Under pressure from legal advocacy groups and facing a divided city council, Mayor Ed Murray has finally offered something meaningful to the fight at city hall over how to address people sleeping outside.
In recent weeks, advocates for homeless people have called on the city to improve the way it clears homeless encampments and to allow unsheltered people to live on some limited public lands in the city. Council members have split on how far to go with that idea—or whether to do it at all.
Murray, meanwhile, has been on his own path. He convened a task force to work on the same issue at the same time as the city council. (That task force achieved basically nothing.) Murray's administration then issued a missive about all the problems with the council proposal. Then, he promised to veto any legislation allowing camping on parks property. Throughout the debate, nearly everyone has admitted the city's current city encampment policies are a failure, yet Murray has offered little in the way of an alternative.
Last night, he made a pitch. Instead of allowing more unsupervised camping on public land, Murray promised to open more city-supervised tent encampments.
In a last-minute press conference, Murray unveiled plans to open four new city-sanctioned tent encampments, promising at least one of them would be low-barrier, meaning residents could be active drug users. Nonprofit organizations would operate the camps in the same way they do at three others today. Murray acknowledged that it would likely face neighborhood backlash, but promised to move forward anyway.
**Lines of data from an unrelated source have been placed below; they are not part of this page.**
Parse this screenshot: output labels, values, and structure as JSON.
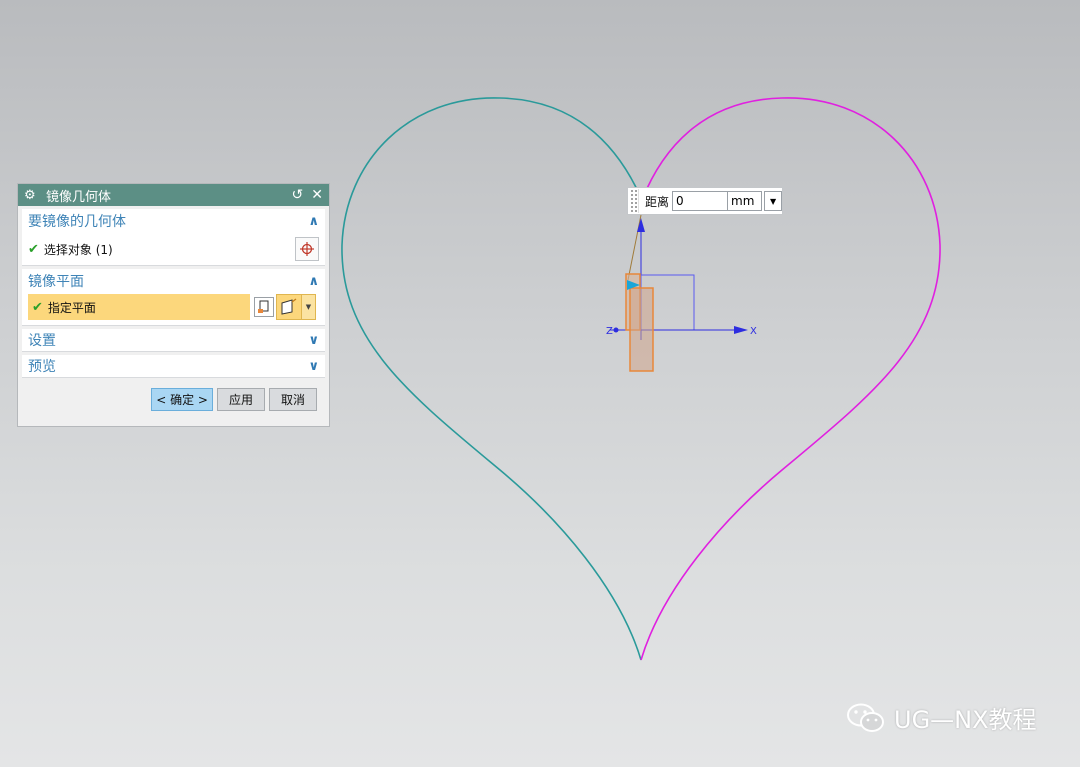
{
  "dialog": {
    "title": "镜像几何体",
    "icons": {
      "settings": "gear-icon",
      "reset": "reset-icon",
      "close": "close-icon"
    },
    "geometry_section": {
      "title": "要镜像的几何体",
      "select_label": "选择对象 (1)"
    },
    "plane_section": {
      "title": "镜像平面",
      "specify_label": "指定平面"
    },
    "settings_section": {
      "title": "设置"
    },
    "preview_section": {
      "title": "预览"
    },
    "buttons": {
      "ok": "< 确定 >",
      "apply": "应用",
      "cancel": "取消"
    }
  },
  "distance_box": {
    "label": "距离",
    "value": "0",
    "unit": "mm"
  },
  "viewport": {
    "axis_x_label": "X",
    "axis_z_label": "Z",
    "colors": {
      "original_curve": "#2a9a9a",
      "mirror_curve": "#e020e0",
      "axis": "#2d2de0",
      "plane": "#e8873a"
    }
  },
  "watermark": {
    "text": "UG—NX教程"
  }
}
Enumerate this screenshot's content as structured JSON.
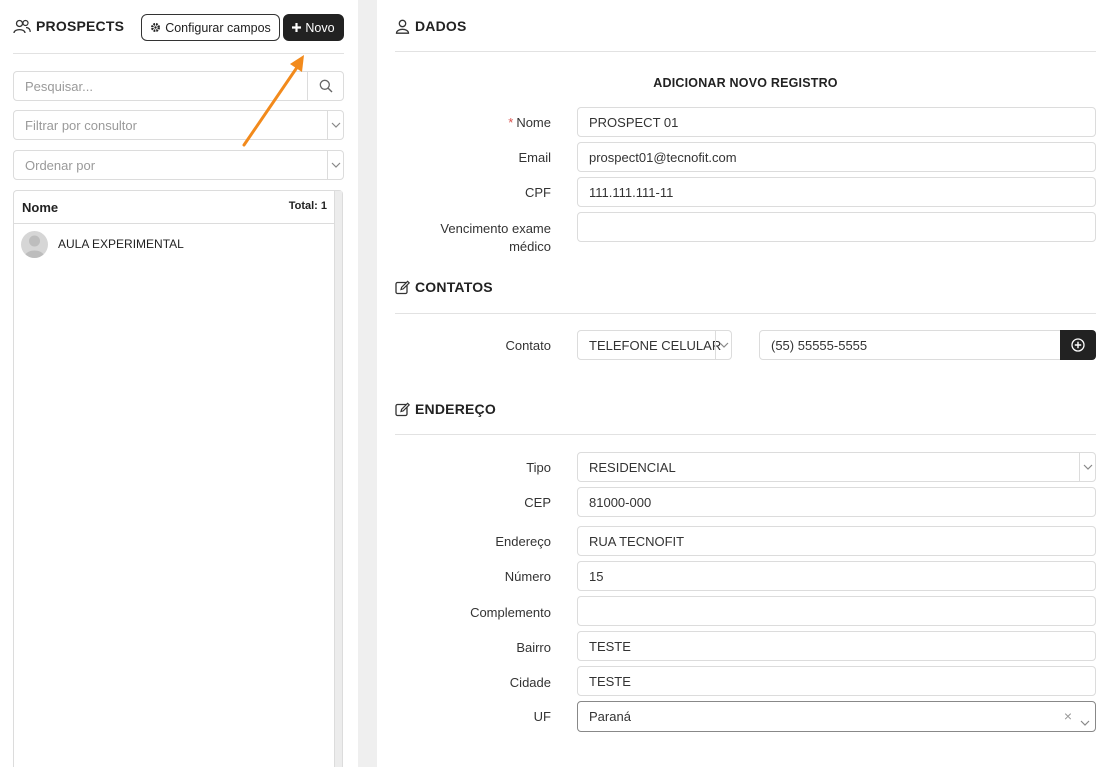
{
  "left": {
    "title": "PROSPECTS",
    "configure_label": "Configurar campos",
    "new_label": "Novo",
    "search": {
      "placeholder": "Pesquisar..."
    },
    "filter": {
      "placeholder": "Filtrar por consultor"
    },
    "order": {
      "placeholder": "Ordenar por"
    },
    "list": {
      "column": "Nome",
      "total": "Total: 1",
      "rows": [
        {
          "name": "AULA EXPERIMENTAL"
        }
      ]
    }
  },
  "right": {
    "dados_title": "DADOS",
    "form_title": "ADICIONAR NOVO REGISTRO",
    "fields": {
      "nome_label": "Nome",
      "nome_value": "PROSPECT 01",
      "email_label": "Email",
      "email_value": "prospect01@tecnofit.com",
      "cpf_label": "CPF",
      "cpf_value": "111.111.111-11",
      "vencimento_label_1": "Vencimento exame",
      "vencimento_label_2": "médico",
      "vencimento_value": ""
    },
    "contatos_title": "CONTATOS",
    "contato": {
      "label": "Contato",
      "type_value": "TELEFONE CELULAR",
      "phone_value": "(55) 55555-5555"
    },
    "endereco_title": "ENDEREÇO",
    "address": {
      "tipo_label": "Tipo",
      "tipo_value": "RESIDENCIAL",
      "cep_label": "CEP",
      "cep_value": "81000-000",
      "endereco_label": "Endereço",
      "endereco_value": "RUA TECNOFIT",
      "numero_label": "Número",
      "numero_value": "15",
      "complemento_label": "Complemento",
      "complemento_value": "",
      "bairro_label": "Bairro",
      "bairro_value": "TESTE",
      "cidade_label": "Cidade",
      "cidade_value": "TESTE",
      "uf_label": "UF",
      "uf_value": "Paraná",
      "uf_clear": "×"
    }
  },
  "colors": {
    "accent_arrow": "#f28a1c",
    "dark_button": "#222222",
    "required": "#d9534f"
  }
}
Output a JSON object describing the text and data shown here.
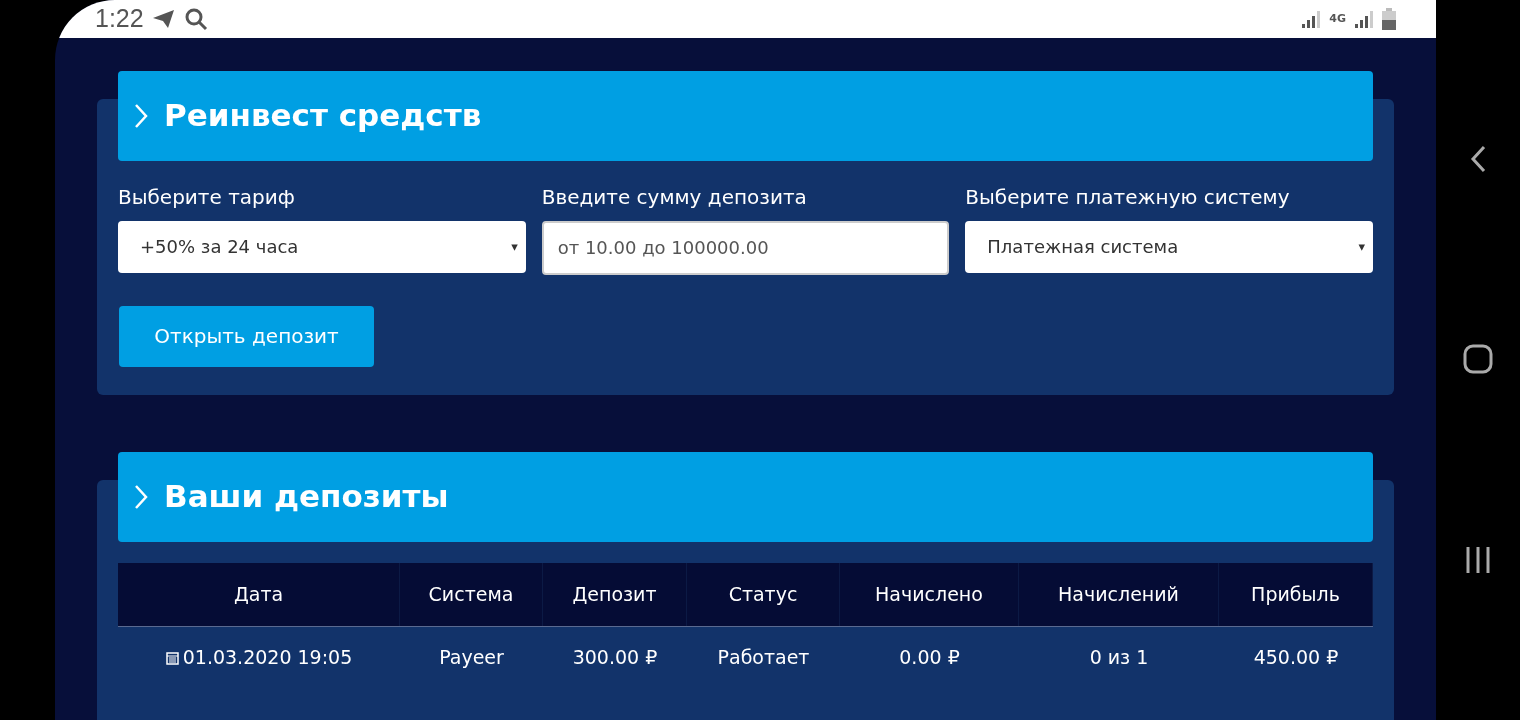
{
  "status_bar": {
    "time": "1:22",
    "network": "4G"
  },
  "reinvest": {
    "title": "Реинвест средств",
    "fields": [
      {
        "kind": "select",
        "label": "Выберите тариф",
        "value": "+50% за 24 часа"
      },
      {
        "kind": "input",
        "label": "Введите сумму депозита",
        "placeholder": "от 10.00 до 100000.00"
      },
      {
        "kind": "select",
        "label": "Выберите платежную систему",
        "value": "Платежная система"
      }
    ],
    "button": "Открыть депозит",
    "select_caret": "▾"
  },
  "deposits": {
    "title": "Ваши депозиты",
    "table": {
      "columns": [
        "Дата",
        "Система",
        "Депозит",
        "Статус",
        "Начислено",
        "Начислений",
        "Прибыль"
      ],
      "rows": [
        [
          "01.03.2020 19:05",
          "Payeer",
          "300.00 ₽",
          "Работает",
          "0.00 ₽",
          "0 из 1",
          "450.00 ₽"
        ]
      ]
    }
  }
}
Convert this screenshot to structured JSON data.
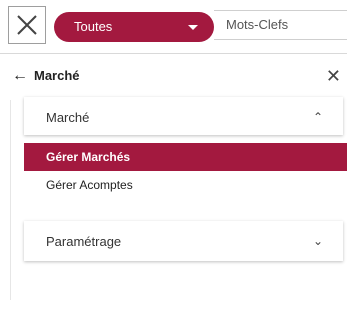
{
  "topbar": {
    "close_icon": "close-x-icon",
    "category_select": {
      "value": "Toutes",
      "color": "#a3193f"
    },
    "keywords_placeholder": "Mots-Clefs"
  },
  "panel": {
    "back_icon": "arrow-left-icon",
    "title": "Marché",
    "close_icon": "close-icon",
    "sections": [
      {
        "label": "Marché",
        "expanded": true,
        "items": [
          {
            "label": "Gérer Marchés",
            "active": true
          },
          {
            "label": "Gérer Acomptes",
            "active": false
          }
        ]
      },
      {
        "label": "Paramétrage",
        "expanded": false
      }
    ]
  },
  "colors": {
    "accent": "#a3193f"
  }
}
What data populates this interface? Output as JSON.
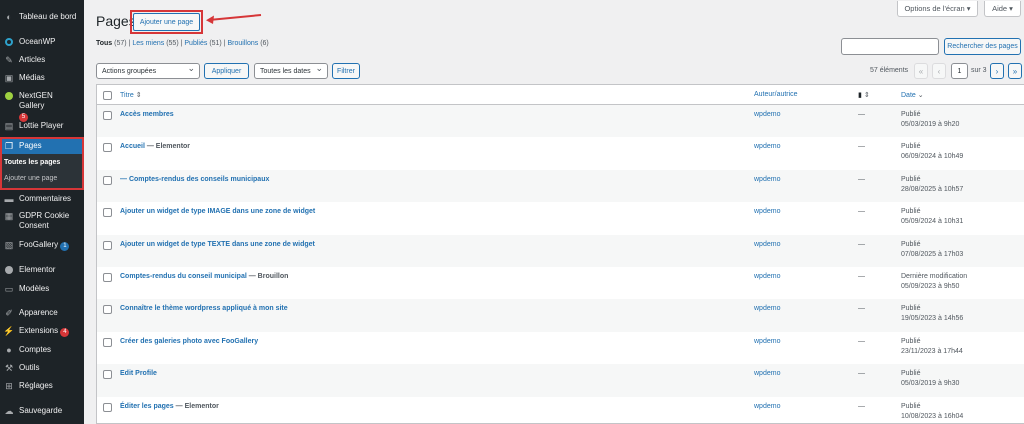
{
  "sidebar": {
    "items": [
      {
        "label": "Tableau de bord",
        "icon": "dashboard-icon"
      },
      {
        "label": "OceanWP",
        "icon": "oceanwp-icon"
      },
      {
        "label": "Articles",
        "icon": "pin-icon"
      },
      {
        "label": "Médias",
        "icon": "media-icon"
      },
      {
        "label": "NextGEN Gallery",
        "icon": "nextgen-icon",
        "badge": "5"
      },
      {
        "label": "Lottie Player",
        "icon": "lottie-icon"
      },
      {
        "label": "Pages",
        "icon": "pages-icon"
      },
      {
        "label": "Commentaires",
        "icon": "comment-icon"
      },
      {
        "label": "GDPR Cookie Consent",
        "icon": "gdpr-icon"
      },
      {
        "label": "FooGallery",
        "icon": "foogallery-icon",
        "badge": "1"
      },
      {
        "label": "Elementor",
        "icon": "elementor-icon"
      },
      {
        "label": "Modèles",
        "icon": "templates-icon"
      },
      {
        "label": "Apparence",
        "icon": "brush-icon"
      },
      {
        "label": "Extensions",
        "icon": "plugin-icon",
        "badge": "4"
      },
      {
        "label": "Comptes",
        "icon": "users-icon"
      },
      {
        "label": "Outils",
        "icon": "wrench-icon"
      },
      {
        "label": "Réglages",
        "icon": "settings-icon"
      },
      {
        "label": "Sauvegarde",
        "icon": "backup-icon"
      }
    ],
    "submenu": [
      "Toutes les pages",
      "Ajouter une page"
    ]
  },
  "topbar": {
    "screen_options": "Options de l'écran",
    "help": "Aide"
  },
  "header": {
    "title": "Pages",
    "add_button": "Ajouter une page"
  },
  "filters": {
    "all": "Tous",
    "all_count": "(57)",
    "mine": "Les miens",
    "mine_count": "(55)",
    "published": "Publiés",
    "published_count": "(51)",
    "drafts": "Brouillons",
    "drafts_count": "(6)",
    "sep": "|"
  },
  "search": {
    "button": "Rechercher des pages",
    "value": ""
  },
  "bulk": {
    "actions": "Actions groupées",
    "apply": "Appliquer",
    "dates": "Toutes les dates",
    "filter": "Filtrer"
  },
  "pagination": {
    "count": "57 éléments",
    "first": "«",
    "prev": "‹",
    "current": "1",
    "of": "sur 3",
    "next": "›",
    "last": "»"
  },
  "table": {
    "columns": {
      "title": "Titre",
      "author": "Auteur/autrice",
      "date": "Date"
    },
    "rows": [
      {
        "title": "Accès membres",
        "state": "",
        "author": "wpdemo",
        "comments": "—",
        "status": "Publié",
        "date": "05/03/2019 à 9h20"
      },
      {
        "title": "Accueil",
        "state": " — Elementor",
        "author": "wpdemo",
        "comments": "—",
        "status": "Publié",
        "date": "06/09/2024 à 10h49"
      },
      {
        "title": "— Comptes-rendus des conseils municipaux",
        "state": "",
        "author": "wpdemo",
        "comments": "—",
        "status": "Publié",
        "date": "28/08/2025 à 10h57"
      },
      {
        "title": "Ajouter un widget de type IMAGE dans une zone de widget",
        "state": "",
        "author": "wpdemo",
        "comments": "—",
        "status": "Publié",
        "date": "05/09/2024 à 10h31"
      },
      {
        "title": "Ajouter un widget de type TEXTE dans une zone de widget",
        "state": "",
        "author": "wpdemo",
        "comments": "—",
        "status": "Publié",
        "date": "07/08/2025 à 17h03"
      },
      {
        "title": "Comptes-rendus du conseil municipal",
        "state": " — Brouillon",
        "author": "wpdemo",
        "comments": "—",
        "status": "Dernière modification",
        "date": "05/09/2023 à 9h50"
      },
      {
        "title": "Connaître le thème wordpress appliqué à mon site",
        "state": "",
        "author": "wpdemo",
        "comments": "—",
        "status": "Publié",
        "date": "19/05/2023 à 14h56"
      },
      {
        "title": "Créer des galeries photo avec FooGallery",
        "state": "",
        "author": "wpdemo",
        "comments": "—",
        "status": "Publié",
        "date": "23/11/2023 à 17h44"
      },
      {
        "title": "Edit Profile",
        "state": "",
        "author": "wpdemo",
        "comments": "—",
        "status": "Publié",
        "date": "05/03/2019 à 9h30"
      },
      {
        "title": "Éditer les pages",
        "state": " — Elementor",
        "author": "wpdemo",
        "comments": "—",
        "status": "Publié",
        "date": "10/08/2023 à 16h04"
      }
    ]
  },
  "colors": {
    "sidebar_bg": "#1d2327",
    "accent": "#2271b1",
    "highlight": "#d63638"
  }
}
The mayor also promised to increase garbage pickup near encampments. Beginning next month, the city will offer "needle pickup" within 24 hours of needles being reported, he said, and will install 10 sharps containers throughout the city. (Ten containers for the whole city seems obviously insufficient, but it's a start.)
Murray said the city will increase outreach to connect people living on the streets with shelter and services, and some community center and pool showers will soon be open to homeless people. He also reiterated plans to open a 24-hour homeless shelter by January.
Throughout all this, Murray doubled down on opposing any camping in city parks. A proposal from Council Member Mike O'Brien would allow camping on some wooded parks land, but not play fields or pathways. Murray vowed the city would continue removing homeless people sleeping in city parks or on sidewalks—a win for the neighborhood activists who have revolted against O'Brien's idea. "We can't have people in our parks," Murray said. "We can't have people on our sidewalks."
If the city-run shelters and encampments are full, however, some non-parks camping may be tolerated.
"We will not displace people from unauthorized encampments unless we can provide them with a reasonable alternative," he said.
Murray has yet to release a formal plan for any of this. He promised to send the city council a resolution next week outlining these steps. Murray said he would use $1.2 million from next year's budget for the four new authorized encampments. He will direct another $1 million to the city's Human Services Department to try to find nonprofits, private companies, churches, and philanthropic organizations to provide more shelter and storage space.
So, what does this all mean?
Overall, these are steps advocates for homeless people have endorsed in the past and are likely to support. But there will still be people who refuse to go to city-supervised encampments or shelter and the city must reckon with that.
The mayor's announcement is both a win and a loss for groups like the American Civil Liberties Union of Washington and Columbia Legal Services, which support O'Brien's bill. The high-profile discussion clearly forced the mayor's hand, but his announcement did not address all of advocates' concerns.
O'Brien, who was not at the mayor's press conference, is also unlikely to be satisfied. He has repeatedly insisted that there must be some public land where people who choose not to go into city-supervised shelters and encampments can live without being chased out by authorities. That need remains unaddressed. I've reached out to O'Brien for comment and will update this post if I hear from him.
At 9:30 am today, the council had planned to discuss two competing versions of encampment legislation. Now, they will also hear from the mayor's office and put off voting on anything. Because of the council's budget process, that could mean punting any decision until December. By then, Bagshaw said, Murray's plan may have addressed the issues she was trying to deal with in the legislation. If a majority of council members line up behind the mayor, the O'Brien/ACLU/CLS proposal could be dead.